Float ownership 

The issue of who owns the float in the construction program has been the subject of significant debate.

At least three conflicting viewpoints hold sway. These are that:

  1. It belongs to the contractor.
  2. The float belongs to the employer.
  3. It belongs to the project.

Float in The Contract

Many commentators rely on the contract form to clarify the situation. Take for example two of the main standard forms in use:

The NEC contract is quite clear on the matter. Clause 63.3 refers clearly to terminal float – that which directly affects completion. Extending the contract completion date to delay the planned completion, effectively restores the same amount of terminal float from before the excusable event occurred. In other words, it is only available for use by the contractor.

This is consistent with the concept that the contractor should be put back in the position they were in before the employer risk events occurred. Hence contractors who have terminal float in the program will retain it, if or when an excusable event occurs.

This is common to the NEC contract but is not common to the JBCC contract.

Under JBCC, the employer may assert that he owns the float. The argument being that he in fact bought it within the contract price.

Therefore, an employer may assert that a contract period is there for him to take advantage of. In doing so on the proviso that any change of work does not extend the contract then he may indeed use the float.

The Contractor

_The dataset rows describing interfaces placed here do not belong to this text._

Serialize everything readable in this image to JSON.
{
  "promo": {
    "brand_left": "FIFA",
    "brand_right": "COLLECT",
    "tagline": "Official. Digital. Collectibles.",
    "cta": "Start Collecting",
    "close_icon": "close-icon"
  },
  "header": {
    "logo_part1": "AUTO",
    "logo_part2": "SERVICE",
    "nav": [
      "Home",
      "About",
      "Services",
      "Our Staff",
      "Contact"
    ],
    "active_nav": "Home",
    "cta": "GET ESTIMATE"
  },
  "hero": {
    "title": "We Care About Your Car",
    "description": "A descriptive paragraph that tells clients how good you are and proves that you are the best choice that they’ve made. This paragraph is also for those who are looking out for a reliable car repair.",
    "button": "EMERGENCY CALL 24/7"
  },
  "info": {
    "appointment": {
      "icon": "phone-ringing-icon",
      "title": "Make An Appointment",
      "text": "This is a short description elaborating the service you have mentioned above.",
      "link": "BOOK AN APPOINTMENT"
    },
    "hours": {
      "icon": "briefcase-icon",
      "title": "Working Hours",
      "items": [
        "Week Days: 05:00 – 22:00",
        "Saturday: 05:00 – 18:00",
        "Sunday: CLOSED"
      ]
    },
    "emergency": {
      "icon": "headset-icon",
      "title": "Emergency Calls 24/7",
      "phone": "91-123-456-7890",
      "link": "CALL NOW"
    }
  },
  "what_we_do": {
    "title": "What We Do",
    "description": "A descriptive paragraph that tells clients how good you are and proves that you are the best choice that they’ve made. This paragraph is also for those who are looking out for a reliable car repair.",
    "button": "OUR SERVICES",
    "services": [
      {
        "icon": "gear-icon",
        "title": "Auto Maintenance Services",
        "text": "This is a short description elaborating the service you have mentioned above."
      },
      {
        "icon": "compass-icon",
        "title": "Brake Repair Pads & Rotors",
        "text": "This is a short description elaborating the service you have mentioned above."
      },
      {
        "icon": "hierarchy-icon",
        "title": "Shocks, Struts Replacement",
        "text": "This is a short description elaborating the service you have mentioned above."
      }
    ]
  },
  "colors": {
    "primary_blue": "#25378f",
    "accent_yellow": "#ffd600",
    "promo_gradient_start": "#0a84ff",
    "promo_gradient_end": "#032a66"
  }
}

Where the argument is in favour of the contractor owning the float, this is normally founded on the basis that the contractor prepared the programme. It was the contractor who set the sequence of operations. The aim being to maximise the use of resources to meet the fixed timescale and quantum.

This allows the contractor to exercise a degree of risk control. As a result, the contractor can re-sequence and manage activities to meet a target date, provide a cost savings and benefits to the employer. 

The contractor typically carries the risk of completion. Therefore, it would flow that if a delay occurred which was anything other than excusable then in resequencing his activities, he would be able to use up float on non-critical activities.

The Employer

If an employer were exclusively entitled to float, it is argued that the following could arise:

Consider a scenario where all float is used up during the currency of the works. In the event of a non-excusable delay, the contractor might find itself having no basis or opportunity to re-sequence works by using the float up to avoid damages. On the face of it, this seems manifestly unfair.

The Project

The law may take the view that the employer cannot state how much float he may use. The reasoning for this is that float is essentially a by-product of the planning process. To allow the employer to take ownership, could result in a large amount of interference in the contractor’s program activity. This may in turn shift a substantial (arguably unfair) burden of risk from the contractor to the employer.

The alternative view to the employer and contractor owning the float is that it is owned by the project.

Depending upon the circumstances, this may be a persuasive position to take. If no detailed programme exists and the project is expressed in the simplest of terms with only a start and finish date, then such an argument may be successful. Therefore, it could be treated as a shared commodity and becomes available for use by whoever needs it first.

That is not to say that in using the float, if one of the parties suffers financially that they should not be recompensed on a retrospective basis.

The most referred to case in relation to this subject is between Ascon and McAlpine in 1999.

The decision in this case supported the view that float was a shared commodity. The alternative view would have considered it on a first come first serve basis. The Ascon and McAlpine case introduced an apportionment, based on a shared contribution.

The Society of Construction Law / Conclusions

This view is consistent with that recommended by the SCL protocol. The protocol states, when considering float as it relates to extensions of time:

“Unless there is express provision to the contrary in the contract, where there is remaining float in the program at the time of an employer risk event, an extension of time should only be granted to the extent that the employer delay is predicted to reduce to below zero the total float on the activity paths affected by the employer delay”.

It would appear sensible that where the contract remains silent on the issue of float, the next protocol for assessment of float might logically be that set out by the SCL.

Nevertheless, it may still be possible that either party might gain an unfair benefit. However, it would be anticipated that float is considered in the event of any employer delay events extending the contract period beyond the contract completion.

Should you need assistance with the analysis or assessment of any of the issues outlined above in your project, get in touch today.